Crown Estate land sale at Orchard Portman
The final investigation into the land sale at Orchard Portman has just reported back. The land was owned by the Crown Estate, which to cut a long story short, is these days the taxpayer. The land was sold to Taylor Wimpey, a housing developer. But it was sold at agricultural land values without any uplift in the event that planning for development was granted. That could result in a significant loss of income to the Crown Estate if planning permission were to be granted. And the land is very near to the new Nexus 25 business park.
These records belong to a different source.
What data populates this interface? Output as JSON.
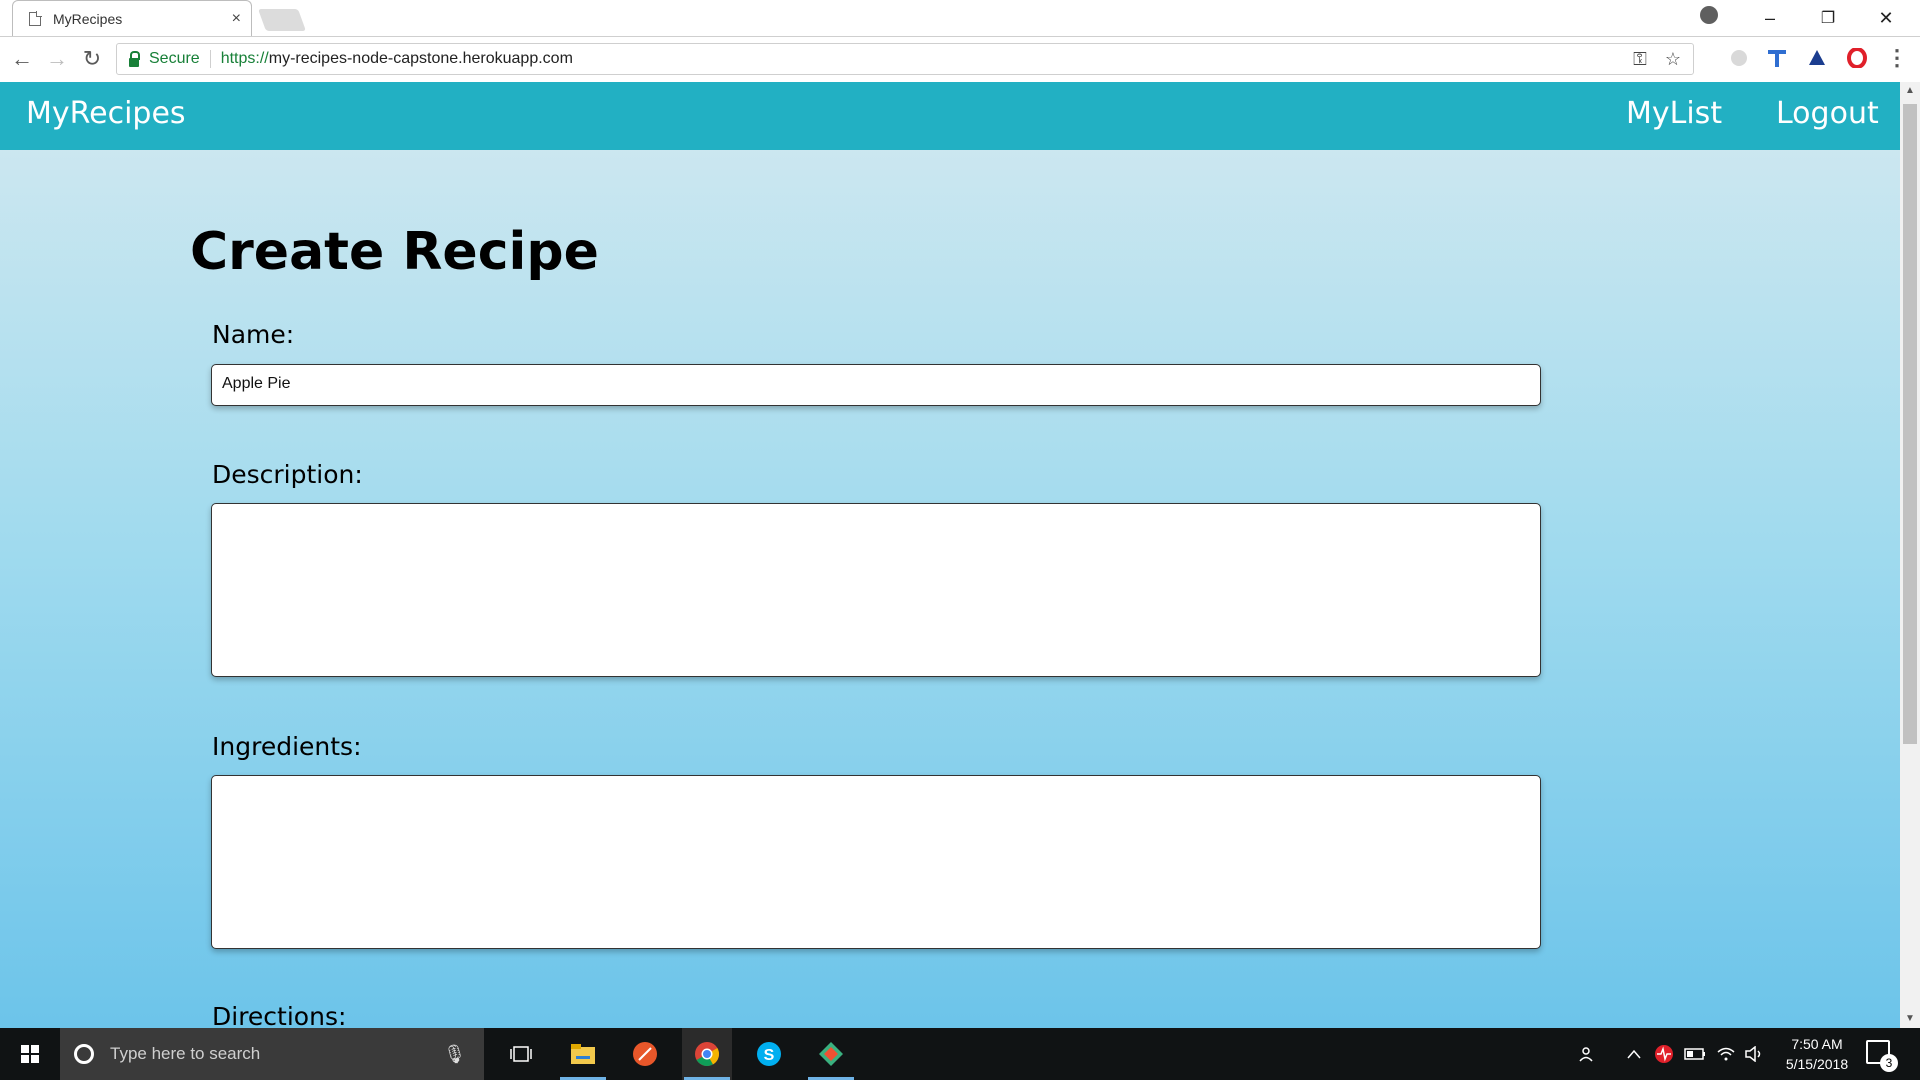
{
  "browser": {
    "tab_title": "MyRecipes",
    "tab_close": "×",
    "secure_label": "Secure",
    "url_scheme": "https://",
    "url_host": "my-recipes-node-capstone.herokuapp.com",
    "window_controls": {
      "minimize": "–",
      "restore": "❐",
      "close": "✕"
    },
    "nav": {
      "back": "←",
      "forward": "→",
      "reload": "↻"
    },
    "omni_icons": {
      "key": "⚿",
      "star": "☆"
    },
    "menu_icon": "⋮"
  },
  "site": {
    "brand": "MyRecipes",
    "nav_links": [
      "MyList",
      "Logout"
    ]
  },
  "form": {
    "title": "Create Recipe",
    "fields": {
      "name": {
        "label": "Name:",
        "value": "Apple Pie"
      },
      "description": {
        "label": "Description:",
        "value": ""
      },
      "ingredients": {
        "label": "Ingredients:",
        "value": ""
      },
      "directions": {
        "label": "Directions:"
      }
    }
  },
  "taskbar": {
    "search_placeholder": "Type here to search",
    "time": "7:50 AM",
    "date": "5/15/2018",
    "notification_count": "3"
  }
}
The Leveller®, working with the Daily Mail, reported on the whole sorry saga last year. The Crown Estate asked audit firm KPMG to review the details of the land sale. This report has just been finalised and it does ask some interesting questions. We should note that broadly the process did follow the internal guidelines of the Crown Estate for similar sales. However with two significant caveats:
The Crown Estate’s records do not provide a complete and precise audit trail for the decisions made, and their basis and the contractual position with Savills did not meet best practice.
While the disposal of the Estate had been properly approved by The Crown Estate’s Board, as the final sale price had escalated above £10m (to a level that was significantly higher than anticipated at the outset of the Transaction), the Transaction should have reverted back to The Crown Estate’s Investment Committee under the Board delegation,
rather than being approved under an individual delegation.
These are serious failings, both of which we had questioned in our own original article on the subject. In particular the fact that Savills were acting both for the Crown estate and Taylor Wimpey. The lack of a proper audit trail is embarrassing. Especially when taken together with the failure to get properly delegated authority for the sale.
The Chief Executive of the Crown Estate has now written to MPs Rebecca Pow and Jack Davies. In his letter he notes “We understand and fully accept the findings in the report and are addressing how we will deliver on the highlighted areas for improvement as a matter of priority. In doing so, we aim to demonstrate our commitment to continuous improvement in our governance and best practice, in the sectors within which we operate.“
There will be more on this in the July edition of The Leveller®